A team of paleontologists from the University of Alaska Fairbanks and Florida State University has uncovered the first convincing evidence that several types of dinosaurs, from small bird-like dinosaurs to giant tyrannosaurs, not only lived in what’s now Alaska during the Late Cretaceous period, but they also nested there.
“It wasn’t long ago that people were pretty shocked to find out that dinosaurs lived up in the Arctic 70 million years ago,” said Dr. Pat Druckenmiller, director of the University of Alaska Museum of the North and a researcher in the Department of Geosciences at the University of Alaska Fairbanks.
“We now have unequivocal evidence they were nesting up there as well. This is the first time that anyone has ever demonstrated that dinosaurs could reproduce at these high latitudes.”
Previous studies at a handful of other sites provided tantalizing bits of evidence that one or two species of indeterminate dinosaurs were capable of nesting near or just above the Arctic or Antarctic circle.
Environmental conditions at this time and place indicate challenging seasonal extremes, with an average annual temperature of about 6 degrees Celsius (about 40 degrees Fahrenheit).
There also would have been about four months of full winter darkness with freezing conditions.
“To find out that most if not all of those species also reproduced in the Arctic is really remarkable,” Dr. Druckenmiller said.
Dr. Druckenmiller and colleagues documented the ancient Arctic ecosystem of the Prince Creek Formation in Northern Alaska, including its dinosaurs, mammals, and other vertebrates.
They found hundreds of small baby dinosaur bones, including tiny teeth from individuals that were either still in the egg or had just hatched out.
The types of Arctic dinosaurs include small- and large-bodied herbivorous species including hadrosaurids (duck-billed dinosaurs), ceratopsians (horned dinosaurs and leptoceratopsians), thescelosaurs and carnivores (tyrannosaurs, troodontids, and dromaeosaurs).
“One of the biggest mysteries about Arctic dinosaurs was whether they seasonally migrated up to the North or were year-round denizens,” said Professor Gregory Erickson, a researcher in the Department of Biological Science at Florida State University.
“We unexpectedly found remains of perinates representing almost every kind of dinosaur in the formation. It was like a prehistoric maternity ward.”
Once they knew the dinosaurs were nesting in the Arctic, the scientists realized the animals lived their entire lives in the region.
Their previous research revealed that the incubation period for these types of dinosaurs ranges from three to six months.
“As dark and bleak as the winters would have been, the summers would have had 24-hour sunlight, great conditions for a growing dinosaur if it could grow quickly enough before winter set in,” said Dr. Caleb Brown, a paleontologist at the Royal Tyrrell Museum.

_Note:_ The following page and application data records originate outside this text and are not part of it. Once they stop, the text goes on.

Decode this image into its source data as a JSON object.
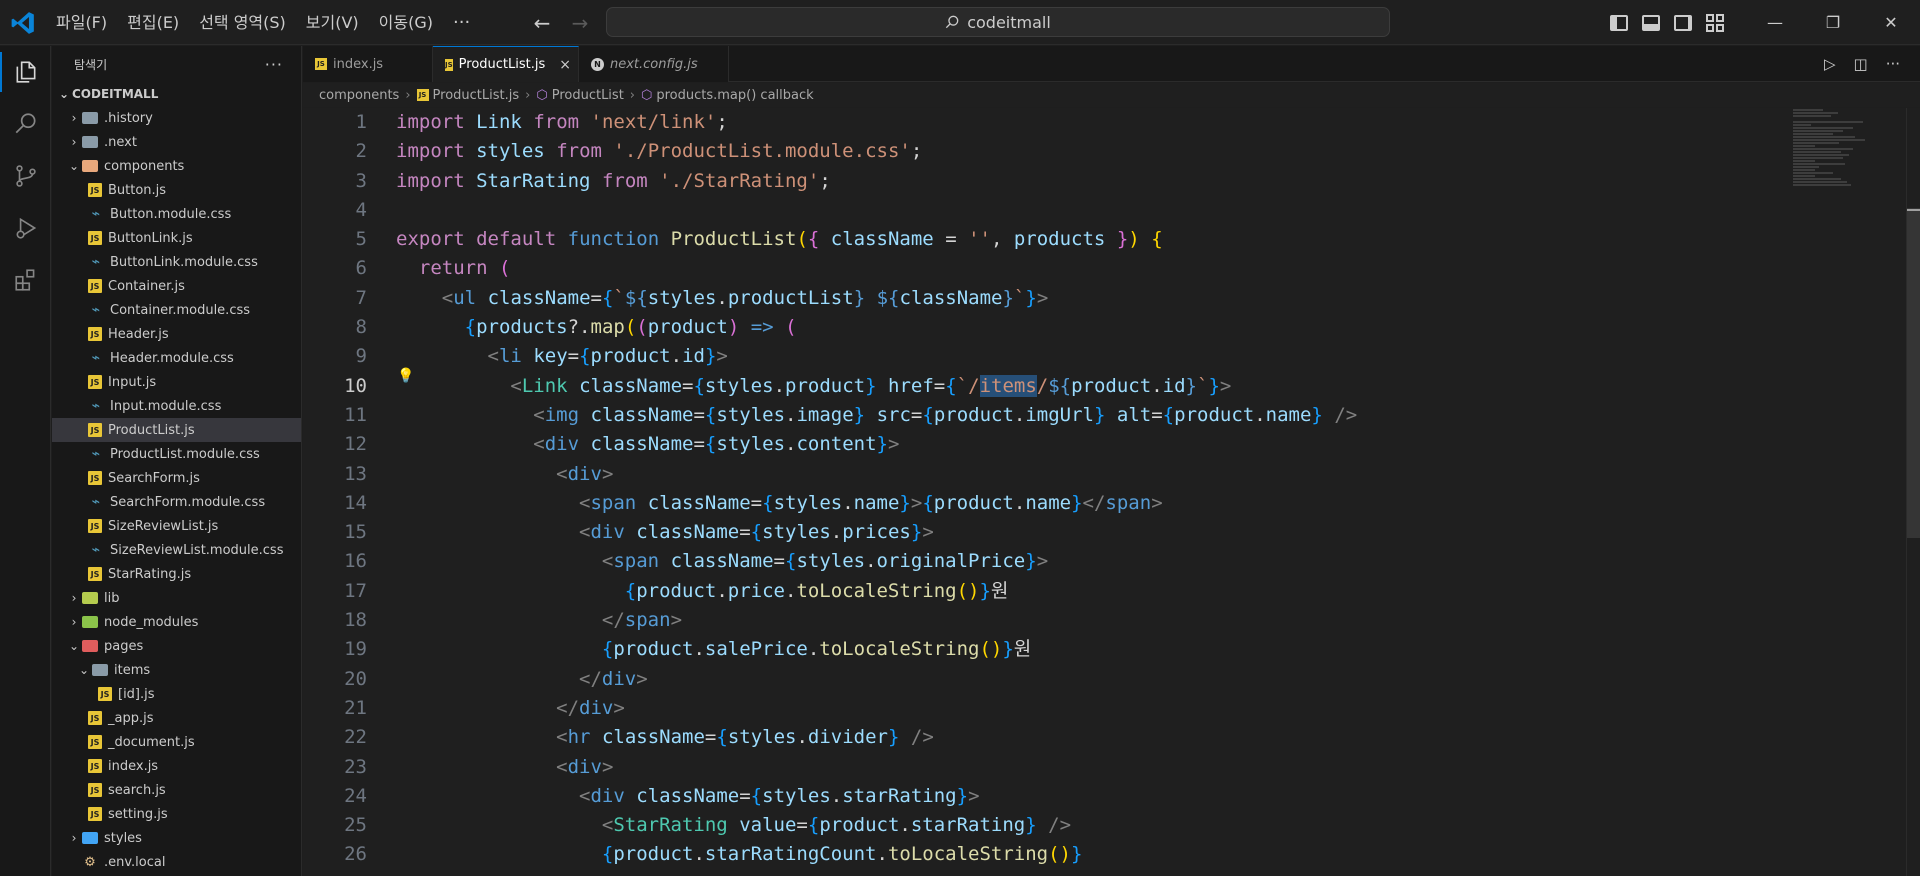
{
  "titlebar": {
    "menu": [
      "파일(F)",
      "편집(E)",
      "선택 영역(S)",
      "보기(V)",
      "이동(G)"
    ],
    "more": "···",
    "search": "codeitmall",
    "controls": {
      "minimize": "—",
      "maximize": "❐",
      "close": "✕"
    }
  },
  "sidebar": {
    "title": "탐색기",
    "more": "···",
    "root": "CODEITMALL",
    "items": [
      {
        "label": ".history",
        "type": "folder",
        "depth": 1,
        "chevron": "›",
        "color": "#8a9ba8"
      },
      {
        "label": ".next",
        "type": "folder",
        "depth": 1,
        "chevron": "›",
        "color": "#8a9ba8"
      },
      {
        "label": "components",
        "type": "folder",
        "depth": 1,
        "chevron": "⌄",
        "color": "#e8a87c"
      },
      {
        "label": "Button.js",
        "type": "js",
        "depth": 2
      },
      {
        "label": "Button.module.css",
        "type": "css",
        "depth": 2
      },
      {
        "label": "ButtonLink.js",
        "type": "js",
        "depth": 2
      },
      {
        "label": "ButtonLink.module.css",
        "type": "css",
        "depth": 2
      },
      {
        "label": "Container.js",
        "type": "js",
        "depth": 2
      },
      {
        "label": "Container.module.css",
        "type": "css",
        "depth": 2
      },
      {
        "label": "Header.js",
        "type": "js",
        "depth": 2
      },
      {
        "label": "Header.module.css",
        "type": "css",
        "depth": 2
      },
      {
        "label": "Input.js",
        "type": "js",
        "depth": 2
      },
      {
        "label": "Input.module.css",
        "type": "css",
        "depth": 2
      },
      {
        "label": "ProductList.js",
        "type": "js",
        "depth": 2,
        "selected": true
      },
      {
        "label": "ProductList.module.css",
        "type": "css",
        "depth": 2
      },
      {
        "label": "SearchForm.js",
        "type": "js",
        "depth": 2
      },
      {
        "label": "SearchForm.module.css",
        "type": "css",
        "depth": 2
      },
      {
        "label": "SizeReviewList.js",
        "type": "js",
        "depth": 2
      },
      {
        "label": "SizeReviewList.module.css",
        "type": "css",
        "depth": 2
      },
      {
        "label": "StarRating.js",
        "type": "js",
        "depth": 2
      },
      {
        "label": "lib",
        "type": "folder",
        "depth": 1,
        "chevron": "›",
        "color": "#b5cc4e"
      },
      {
        "label": "node_modules",
        "type": "folder",
        "depth": 1,
        "chevron": "›",
        "color": "#8bc34a"
      },
      {
        "label": "pages",
        "type": "folder",
        "depth": 1,
        "chevron": "⌄",
        "color": "#e05d5d"
      },
      {
        "label": "items",
        "type": "folder",
        "depth": 2,
        "chevron": "⌄",
        "color": "#8a9ba8"
      },
      {
        "label": "[id].js",
        "type": "js",
        "depth": 3
      },
      {
        "label": "_app.js",
        "type": "js",
        "depth": 2
      },
      {
        "label": "_document.js",
        "type": "js",
        "depth": 2
      },
      {
        "label": "index.js",
        "type": "js",
        "depth": 2
      },
      {
        "label": "search.js",
        "type": "js",
        "depth": 2
      },
      {
        "label": "setting.js",
        "type": "js",
        "depth": 2
      },
      {
        "label": "styles",
        "type": "folder",
        "depth": 1,
        "chevron": "›",
        "color": "#42a5f5"
      },
      {
        "label": ".env.local",
        "type": "env",
        "depth": 1
      }
    ]
  },
  "tabs": [
    {
      "label": "index.js",
      "icon": "js",
      "active": false,
      "italic": false
    },
    {
      "label": "ProductList.js",
      "icon": "js",
      "active": true,
      "italic": false,
      "close": "×"
    },
    {
      "label": "next.config.js",
      "icon": "n",
      "active": false,
      "italic": true
    }
  ],
  "breadcrumb": [
    "components",
    "ProductList.js",
    "ProductList",
    "products.map() callback"
  ],
  "editor": {
    "line_numbers": [
      "1",
      "2",
      "3",
      "4",
      "5",
      "6",
      "7",
      "8",
      "9",
      "10",
      "11",
      "12",
      "13",
      "14",
      "15",
      "16",
      "17",
      "18",
      "19",
      "20",
      "21",
      "22",
      "23",
      "24",
      "25",
      "26"
    ],
    "current_line": 10,
    "colors": {
      "keyword": "#c586c0",
      "string": "#ce9178",
      "function": "#dcdcaa",
      "variable": "#9cdcfe",
      "tag": "#569cd6",
      "component": "#4ec9b0"
    }
  },
  "icons": {
    "logo": "vscode-logo-icon",
    "explorer": "files-icon",
    "search": "search-icon",
    "scm": "source-control-icon",
    "debug": "run-debug-icon",
    "extensions": "extensions-icon"
  }
}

“Year-round Arctic residency provides a natural test of the animals’ physiology,” Professor Erickson said.
“We solved several long-standing mysteries about the dinosaur reign, but opened up a new can of worms. How did they survive Arctic winters?”
“Perhaps the smaller ones hibernated through the winter. Perhaps others lived off poor-quality forage, much like today’s moose, until the spring,” Dr. Druckenmiller said.
Paleontologists have found warm-blooded animal fossils in the region, but no snakes, frogs or turtles, which were common at lower latitudes. That suggests the cold-blooded animals were poorly suited for survival in the cold temperatures of the region.
“This study goes to the heart of one of the longest-standing questions among paleontologists: Were dinosaurs warm-blooded? We think that endothermy was probably an important part of their survival,” Dr. Druckenmiller said.
The team’s paper was published in the journal Current Biology.
Patrick S. Druckenmiller et al. Nesting at extreme polar latitudes by non-avian dinosaurs. Current Biology, published online June 24, 2021; doi: 10.1016/j.cub.2021.05.041